Residential Transactions

General Procedure

The transaction of real estate (either residential, commercial or mixed use property) in the United States are very complicated, each State may have her own rules and procedures; even in the same State and under the same law, the transaction procedures might be different. Consulting with a real estate professional and knowing the local rules are essential before entering into a deal. Generally speaking, the following steps might be involved in a real estate transaction.

–       Owner (seller) is selling the property. He may hire a real estate broker handling the logistics of the advertising and sale, or he may sell by himself;

–       Buyer obtains the property info and is interested in the deal. He may enter the picture in a variety of ways: from seeing advertisements in the media, seeing signs outside a property, or obtaining the property info from a real estate agent;
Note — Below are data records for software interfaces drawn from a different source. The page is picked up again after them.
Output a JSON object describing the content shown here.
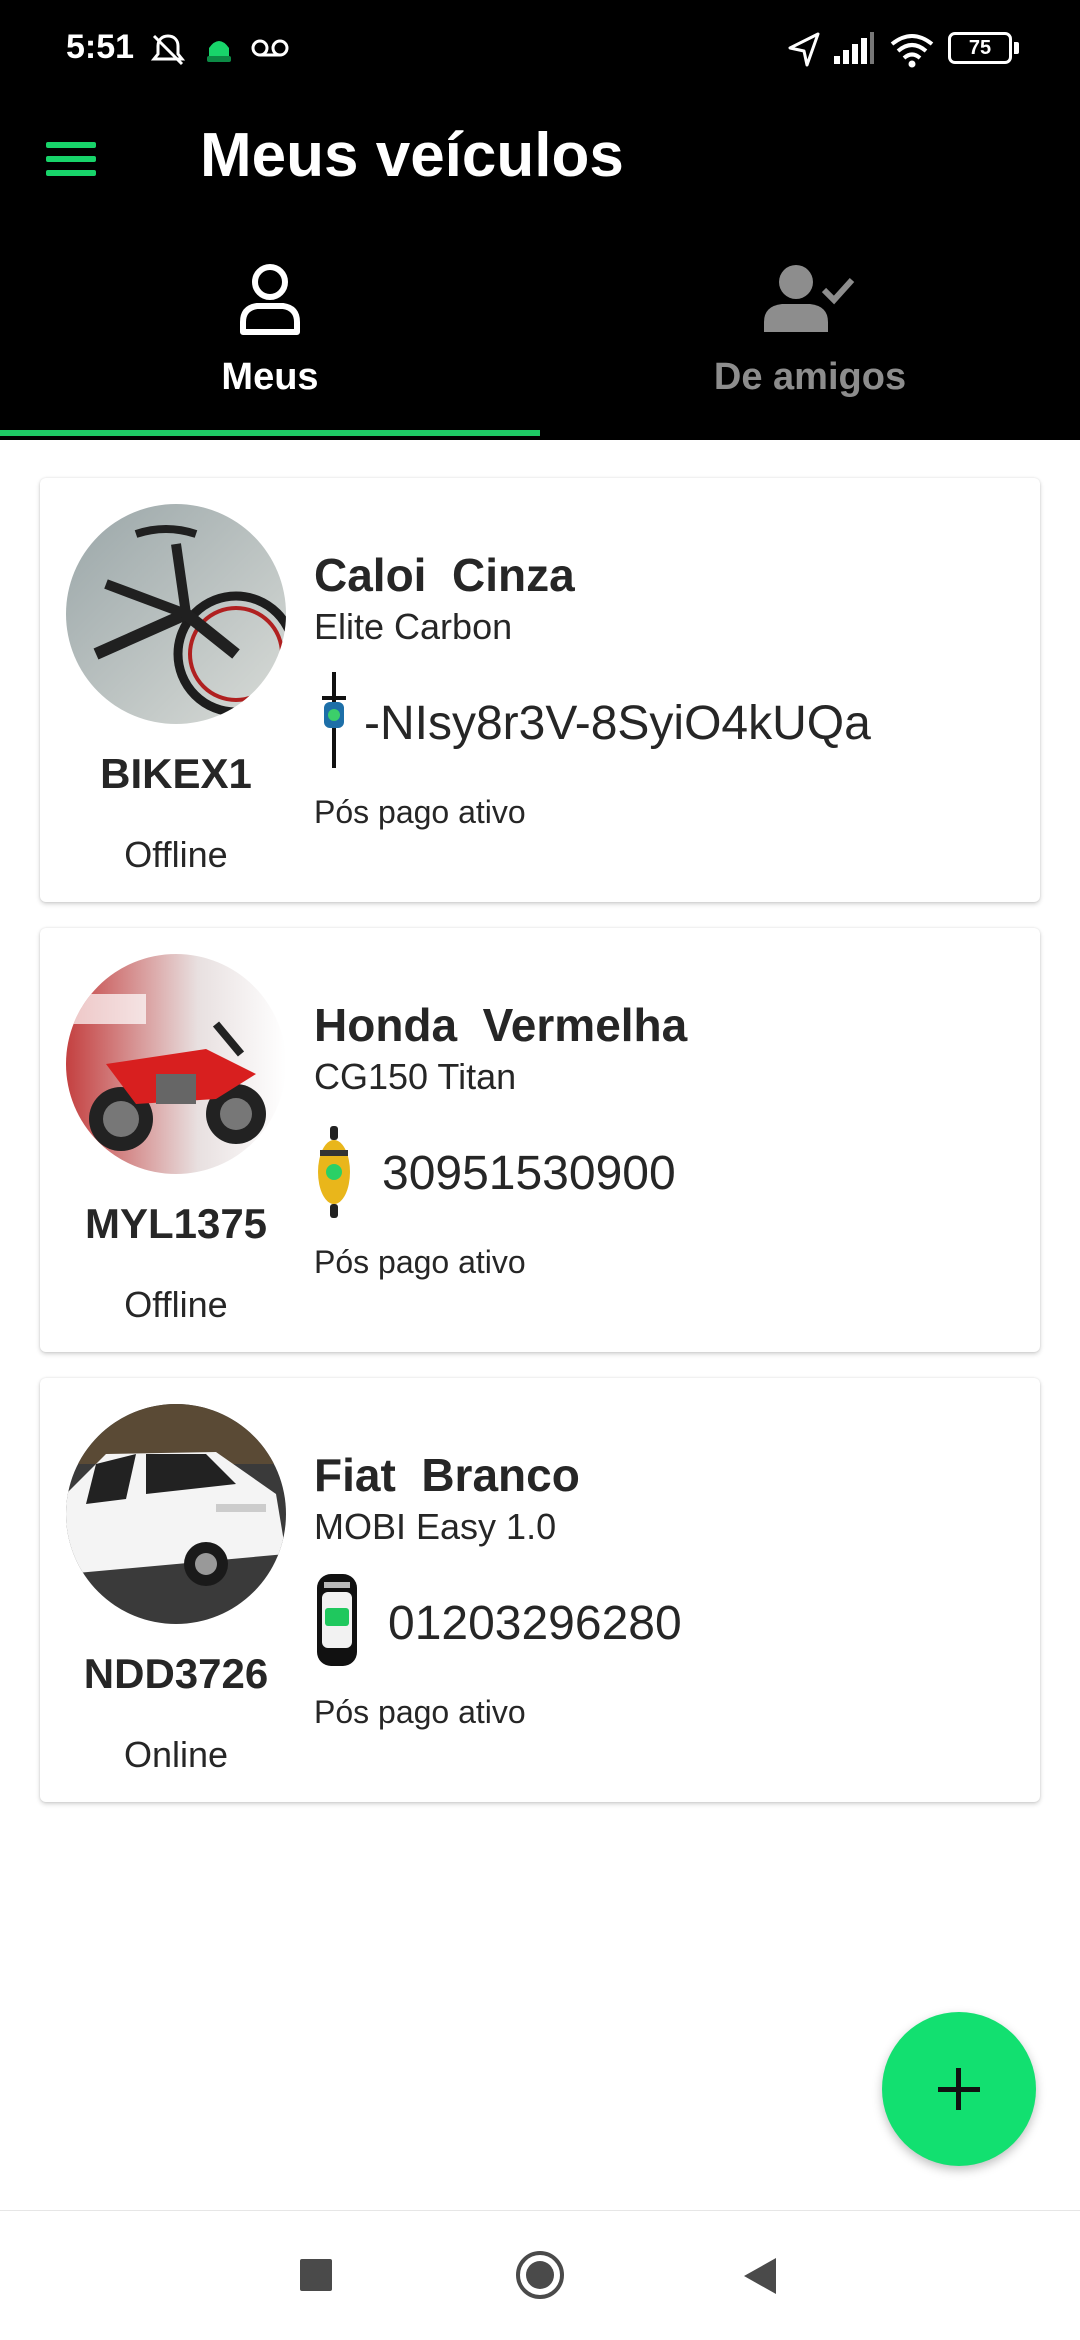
{
  "status_bar": {
    "time": "5:51",
    "battery": "75",
    "icons": [
      "mute-icon",
      "app-notification-icon",
      "voicemail-icon",
      "location-icon",
      "signal-icon",
      "wifi-icon",
      "battery-icon"
    ]
  },
  "app_bar": {
    "title": "Meus veículos",
    "menu_icon": "hamburger-menu-icon"
  },
  "tabs": [
    {
      "label": "Meus",
      "icon": "person-icon",
      "active": true
    },
    {
      "label": "De amigos",
      "icon": "person-check-icon",
      "active": false
    }
  ],
  "vehicles": [
    {
      "name": "Caloi  Cinza",
      "model": "Elite Carbon",
      "tracker_id": "-NIsy8r3V-8SyiO4kUQa",
      "tracker_icon": "bicycle-icon",
      "plan": "Pós pago ativo",
      "plate": "BIKEX1",
      "status": "Offline",
      "photo": "bicycle-photo"
    },
    {
      "name": "Honda  Vermelha",
      "model": "CG150 Titan",
      "tracker_id": "30951530900",
      "tracker_icon": "motorcycle-icon",
      "plan": "Pós pago ativo",
      "plate": "MYL1375",
      "status": "Offline",
      "photo": "motorcycle-photo"
    },
    {
      "name": "Fiat  Branco",
      "model": "MOBI Easy 1.0",
      "tracker_id": "01203296280",
      "tracker_icon": "car-icon",
      "plan": "Pós pago ativo",
      "plate": "NDD3726",
      "status": "Online",
      "photo": "car-photo"
    }
  ],
  "fab": {
    "icon": "plus-icon"
  },
  "nav_bar": {
    "buttons": [
      "recents-icon",
      "home-icon",
      "back-icon"
    ]
  },
  "colors": {
    "accent": "#1ec864",
    "fab": "#12e070",
    "header_bg": "#000000",
    "inactive_tab": "#8d8d8d"
  }
}
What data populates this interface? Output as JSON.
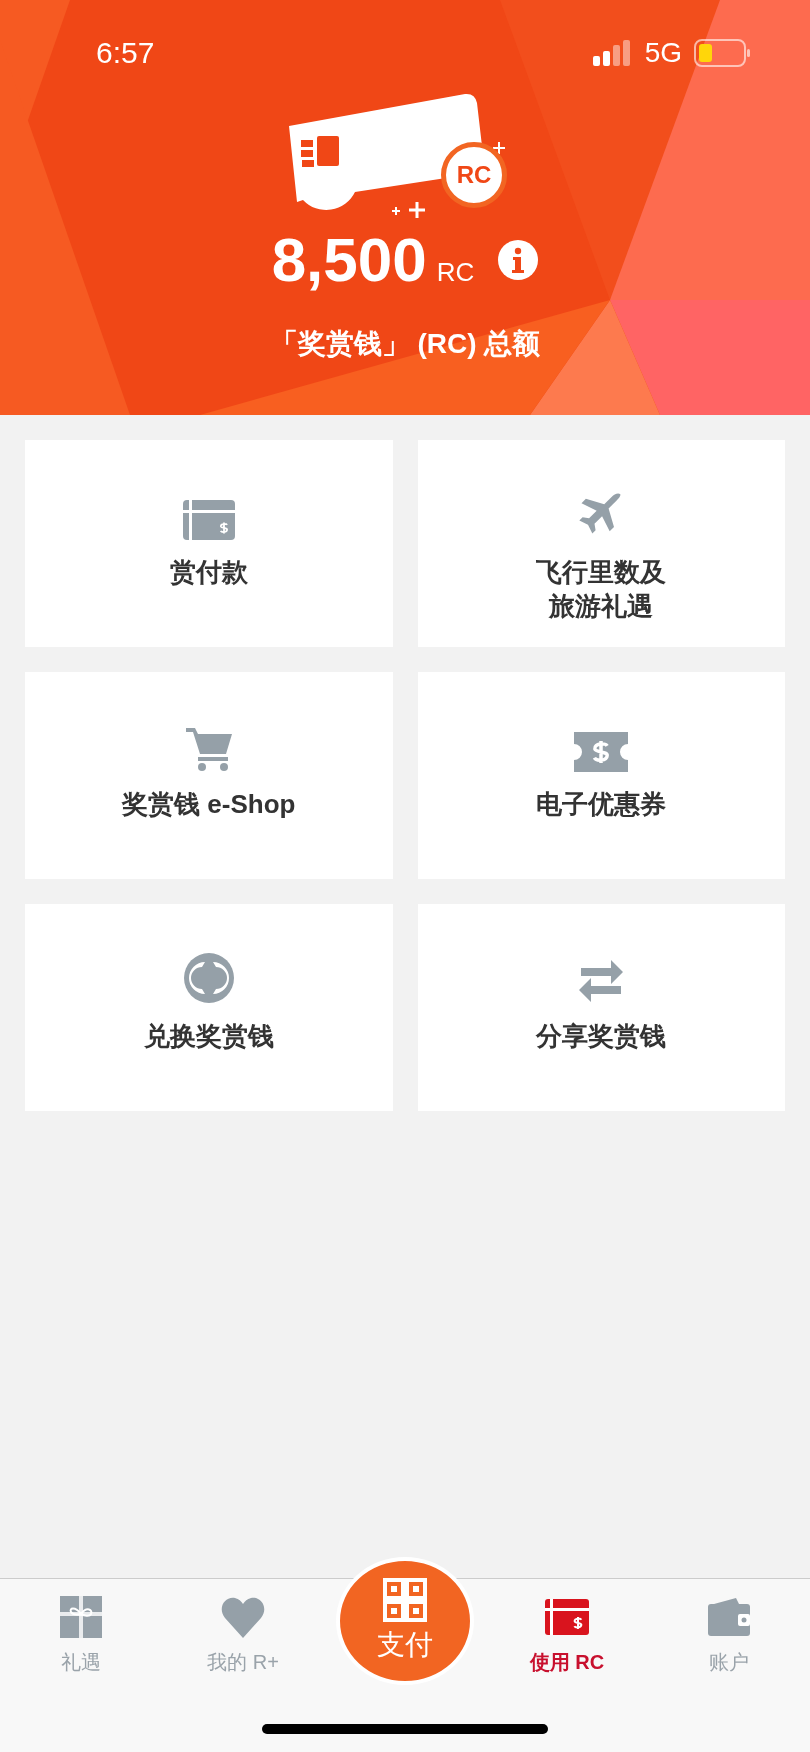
{
  "status_bar": {
    "time": "6:57",
    "network": "5G"
  },
  "header": {
    "badge": "RC",
    "amount": "8,500",
    "unit": "RC",
    "subtitle": "「奖赏钱」 (RC) 总额"
  },
  "tiles": [
    {
      "lines": [
        "赏付款"
      ]
    },
    {
      "lines": [
        "飞行里数及",
        "旅游礼遇"
      ]
    },
    {
      "lines": [
        "奖赏钱 e-Shop"
      ]
    },
    {
      "lines": [
        "电子优惠券"
      ]
    },
    {
      "lines": [
        "兑换奖赏钱"
      ]
    },
    {
      "lines": [
        "分享奖赏钱"
      ]
    }
  ],
  "tab_bar": [
    {
      "kind": "tab",
      "label": "礼遇",
      "selected": false
    },
    {
      "kind": "tab",
      "label": "我的 R+",
      "selected": false
    },
    {
      "kind": "pay",
      "label": "支付",
      "selected": false
    },
    {
      "kind": "tab",
      "label": "使用 RC",
      "selected": true
    },
    {
      "kind": "tab",
      "label": "账户",
      "selected": false
    }
  ]
}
–       Negotiation the deal. The deal is negotiated between the seller and buyer. If there is real estate agents involved, the real estate agent may provide a deal sheet / binder once the primary terms are reached between the parties. Those terms generally contains the selling price, payment terms, finance options, closing, etc. Multiple offers may result in bidding, with best offer (not necessarily the highest bid) being awarded the sale. A single offer may often be below the initial asking price, resulting in negotiation between the buyer and seller over the final price, or possibly the rejection of the offer by the seller.

–       Preparation of a written offer to purchase. In New York Metropolitan areas, the Contract of Sales shall be prepared by the Seller’s Attorney and sending to the Purchaser’s Attorney for review. In other States or NY upstate, the offer /contract may be prepared by a real estate broker. If prepared by a real estate agent, it is generally done on pre-printed and legally-approved forms provided by the real estate broker’s office. An Attorney / agent representing the buyer shall advise his/her client as to the terms including specific contingency clauses such as time to obtain a mortgage commitment or to arrange for inspections.

–       Acceptance of an offer / counteroffer, contract is formed. In NY Metro area, the Seller’s Attorney shall generally contact the seller for signing of the Contract prepared by him, deposit contract downpayment into Attorney’s Escrow account, and sending back executed contract to Purchaser’s attorney.

–       After the Contract of Sales is formed, it usually creates a short interim period (typically no more than 60 days, or longer if it’s a commercial one) to allow:

  • The buyer to thoroughly inspect the property (often with the assistance of a professional home inspector); however, in NY Metro area, it is usually done prior to purchaser signing of the contract;
  • Order a title / lien search from a third party settlement or escrow company for pending final settlement;
  • Order survey if it’s a commercial real estate and house transaction;
  • Order environmental test if it is a commercial property as per the contract;
  • Obtain mortgage from a financial institution if the Contract of Sales is contingent on financing;
  • Do an Appraisal, commissioned, as per custom, by the buyer or seller to determine the value of the building and land to satisfy the lender;
  • Apply board approval / no objection if it is a coop or condo transaction;
  • Depending upon how the contingency paragraphs are worded, if any defects are discovered during the inspection, the buyer may ask the seller to repair / replace the defects and may ask that the sale price be lowered, or choose not to purchase the property;
  • Do the final walk through / inspection prior to closing.

–     The closing of the transaction. The closing means the property ownership transferring from Seller to the Purchaser.  At this time, Purchaser shall pay Seller (or real estate broker in some jurisdiction if a real estate broker is used in the transaction) the balance of the selling price and third parties fees, e.g., title fees, insurance, coop / condo managing agent fees, if any; and Seller shall sign the property title / deed transfer document to Purchaser, and pay fees such as transfer tax, real estate commission, and managing agent fee, if any, as per the local rules and contract signed with the Purchaser.

–     After the closing, the property ownership is transferred from Seller to the Purchaser.

New York Metropolitan Area real estate transaction procedures

New York Metropolitan real estate transaction is unique in the nation, and even different with upstate New York. This region includes New York city five boroughs (Manhattan, Queens, Brooklyn, the Bronx and Staten Island), Nassau, Suffolk  and Westchester counties.

Generally speaking, the real estate in this region can be categorized as commercial, residential and mixed use properties. For commercial and mixed use properties, it usually involves a bank financing and the transaction is fairly intricate.  There are generally three types of residential properties: House, Condominium (condo) and Cooperative (coop).  Buying a house and condo will result the purchaser in becoming the DEED holder while purchasing a coop is stockholder or shareholder. Coop itself is a corporation under the New York Cooperative Corporations Law and the purchaser of the coop unit will result become a shareholder of the corporation.  The procedures are quite different based on the type of transaction. Details are as below.